Even if we remove the Spanish from the equation, it’s a very logical indian network route. Once you exit the Watauga you can head Northwest and be in contact with groups in SWVA, obtaining copper and salt while exporting greenstone/mica or marine shell that you might have obtained as a middle man in the piedmont of North Carolina. You could also head due Southwest and enter Cane Notch which is a straight shot to Chiaha. Heading southwest you will not encounter any significant mountains and the Nolichucky is very traversable with giant open floodplains flanking both sides of the river. It would really surprise me if groups were able to head due west from Joara and try and enter the Nolichucky. This terrain is really rough with multiple 2000 ft rocky gorges and dangerous white water. I spent this past summer in much of this gorge area and I came away thinking how impossible it is to navigate and under no circumstances would I follow that route. It should always be noted that routes that don’t seem feasible by today’s standards do not mean that weren’t easily overcome by native American standards. From Watauga to Johnson City to Embreeville is a very smooth entry point with no sizeable gorges or ridges impending progress. Indeed the names of the creeks still imply the significance of these routes as Cherokee Creek flows from Johnson City into Cane Notch. If you factor in the incredible ceramic diversity of the Upper Nolichucky then you can begin to see a compelling case that our area was likely situated within important indian corridors, which *may* have also been ideal for the Spanish.

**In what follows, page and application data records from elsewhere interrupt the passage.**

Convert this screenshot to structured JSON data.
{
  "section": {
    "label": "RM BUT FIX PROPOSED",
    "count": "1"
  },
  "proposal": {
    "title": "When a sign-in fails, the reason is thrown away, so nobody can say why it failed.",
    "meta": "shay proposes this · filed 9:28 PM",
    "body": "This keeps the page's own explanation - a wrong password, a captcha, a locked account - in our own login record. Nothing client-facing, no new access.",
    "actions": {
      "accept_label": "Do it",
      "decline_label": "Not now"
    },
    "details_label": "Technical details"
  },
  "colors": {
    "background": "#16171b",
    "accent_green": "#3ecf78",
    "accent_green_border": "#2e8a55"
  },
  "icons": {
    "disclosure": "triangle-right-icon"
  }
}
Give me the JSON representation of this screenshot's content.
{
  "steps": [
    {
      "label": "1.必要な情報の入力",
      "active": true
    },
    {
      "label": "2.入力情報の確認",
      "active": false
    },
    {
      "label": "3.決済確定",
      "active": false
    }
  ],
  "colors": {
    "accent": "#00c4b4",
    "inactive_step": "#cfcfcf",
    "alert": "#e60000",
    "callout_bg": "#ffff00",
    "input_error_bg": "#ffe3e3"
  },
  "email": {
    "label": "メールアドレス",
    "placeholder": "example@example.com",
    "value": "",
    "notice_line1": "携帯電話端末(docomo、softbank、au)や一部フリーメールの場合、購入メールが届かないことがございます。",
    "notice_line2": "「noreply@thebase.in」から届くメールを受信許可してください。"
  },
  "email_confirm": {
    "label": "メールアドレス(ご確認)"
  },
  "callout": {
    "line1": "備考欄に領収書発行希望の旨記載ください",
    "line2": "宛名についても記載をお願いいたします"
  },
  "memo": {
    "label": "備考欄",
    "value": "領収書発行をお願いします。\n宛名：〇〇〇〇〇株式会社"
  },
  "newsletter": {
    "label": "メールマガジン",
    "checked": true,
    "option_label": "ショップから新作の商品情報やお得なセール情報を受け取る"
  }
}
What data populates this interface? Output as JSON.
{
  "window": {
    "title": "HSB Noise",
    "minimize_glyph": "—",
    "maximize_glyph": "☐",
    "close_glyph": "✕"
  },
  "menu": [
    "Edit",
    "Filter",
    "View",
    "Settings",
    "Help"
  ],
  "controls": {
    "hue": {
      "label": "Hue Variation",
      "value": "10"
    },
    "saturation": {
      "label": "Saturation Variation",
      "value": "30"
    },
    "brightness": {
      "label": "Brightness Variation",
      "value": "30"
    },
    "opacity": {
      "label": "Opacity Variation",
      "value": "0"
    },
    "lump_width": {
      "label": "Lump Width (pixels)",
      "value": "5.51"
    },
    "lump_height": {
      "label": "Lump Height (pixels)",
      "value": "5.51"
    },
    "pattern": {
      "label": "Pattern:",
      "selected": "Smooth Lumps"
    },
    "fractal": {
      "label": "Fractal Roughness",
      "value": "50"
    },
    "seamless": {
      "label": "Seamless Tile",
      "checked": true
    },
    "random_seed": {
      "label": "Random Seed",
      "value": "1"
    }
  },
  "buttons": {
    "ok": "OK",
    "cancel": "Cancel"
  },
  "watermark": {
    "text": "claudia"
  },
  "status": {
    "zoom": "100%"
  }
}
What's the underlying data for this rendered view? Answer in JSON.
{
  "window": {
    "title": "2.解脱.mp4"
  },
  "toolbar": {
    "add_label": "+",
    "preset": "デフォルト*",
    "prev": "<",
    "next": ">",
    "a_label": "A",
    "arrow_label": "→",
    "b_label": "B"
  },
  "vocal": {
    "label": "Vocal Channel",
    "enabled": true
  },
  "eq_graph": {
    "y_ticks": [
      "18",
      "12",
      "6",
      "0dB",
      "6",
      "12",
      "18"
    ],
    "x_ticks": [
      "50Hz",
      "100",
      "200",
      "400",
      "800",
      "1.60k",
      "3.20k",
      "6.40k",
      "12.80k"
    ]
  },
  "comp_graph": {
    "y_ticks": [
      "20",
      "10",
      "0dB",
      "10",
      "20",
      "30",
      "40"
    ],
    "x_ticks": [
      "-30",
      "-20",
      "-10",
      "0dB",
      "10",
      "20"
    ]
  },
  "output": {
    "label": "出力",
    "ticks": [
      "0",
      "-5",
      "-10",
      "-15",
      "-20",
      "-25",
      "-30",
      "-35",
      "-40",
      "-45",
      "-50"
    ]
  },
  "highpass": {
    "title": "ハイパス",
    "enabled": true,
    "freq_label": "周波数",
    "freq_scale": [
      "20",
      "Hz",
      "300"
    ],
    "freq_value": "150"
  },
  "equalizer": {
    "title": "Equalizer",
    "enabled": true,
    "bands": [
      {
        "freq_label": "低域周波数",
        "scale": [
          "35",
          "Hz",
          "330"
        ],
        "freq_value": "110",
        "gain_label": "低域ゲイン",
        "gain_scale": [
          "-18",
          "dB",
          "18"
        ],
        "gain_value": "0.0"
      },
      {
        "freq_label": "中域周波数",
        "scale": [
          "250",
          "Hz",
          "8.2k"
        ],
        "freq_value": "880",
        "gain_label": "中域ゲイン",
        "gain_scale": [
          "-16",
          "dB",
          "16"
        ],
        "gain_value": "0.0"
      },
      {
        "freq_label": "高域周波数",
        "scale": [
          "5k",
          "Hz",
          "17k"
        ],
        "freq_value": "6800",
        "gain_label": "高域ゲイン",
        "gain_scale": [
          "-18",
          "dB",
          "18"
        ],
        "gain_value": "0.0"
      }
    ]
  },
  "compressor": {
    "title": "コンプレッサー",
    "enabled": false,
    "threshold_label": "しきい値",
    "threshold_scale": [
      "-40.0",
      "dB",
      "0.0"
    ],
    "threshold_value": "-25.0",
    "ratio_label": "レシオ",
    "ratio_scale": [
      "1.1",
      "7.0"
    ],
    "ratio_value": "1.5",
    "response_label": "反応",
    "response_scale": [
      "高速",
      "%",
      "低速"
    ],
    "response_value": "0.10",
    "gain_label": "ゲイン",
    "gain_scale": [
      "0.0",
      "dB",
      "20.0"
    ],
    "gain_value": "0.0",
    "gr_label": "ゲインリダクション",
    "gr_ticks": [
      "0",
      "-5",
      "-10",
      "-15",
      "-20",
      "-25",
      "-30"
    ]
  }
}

So in conclusion, It’s entirely difficult to pinpoint the Chisca at this current date and time. The idea that the Chisca were in Saltville is not a new idea within the field. Archaeologists for the past 30 years have thought it was a possibility but they haven’t had the data sets to say for sure. Recently some archaeologists are feeling more comfortable with postulating Saltville as a possible Chisca location, maybe even a high likelihood, but they simply don’t have the data necessary to say in certainity (which I believe is fair to say) that the Chisca were 100% in X location. The Chisca could have been in the Upper Watuaga, they could have been in Saltville, the Holston or a combination of the three locations…but I appreciate the fact that real science uses overwhelming evidence first and foremost to establish this as fact.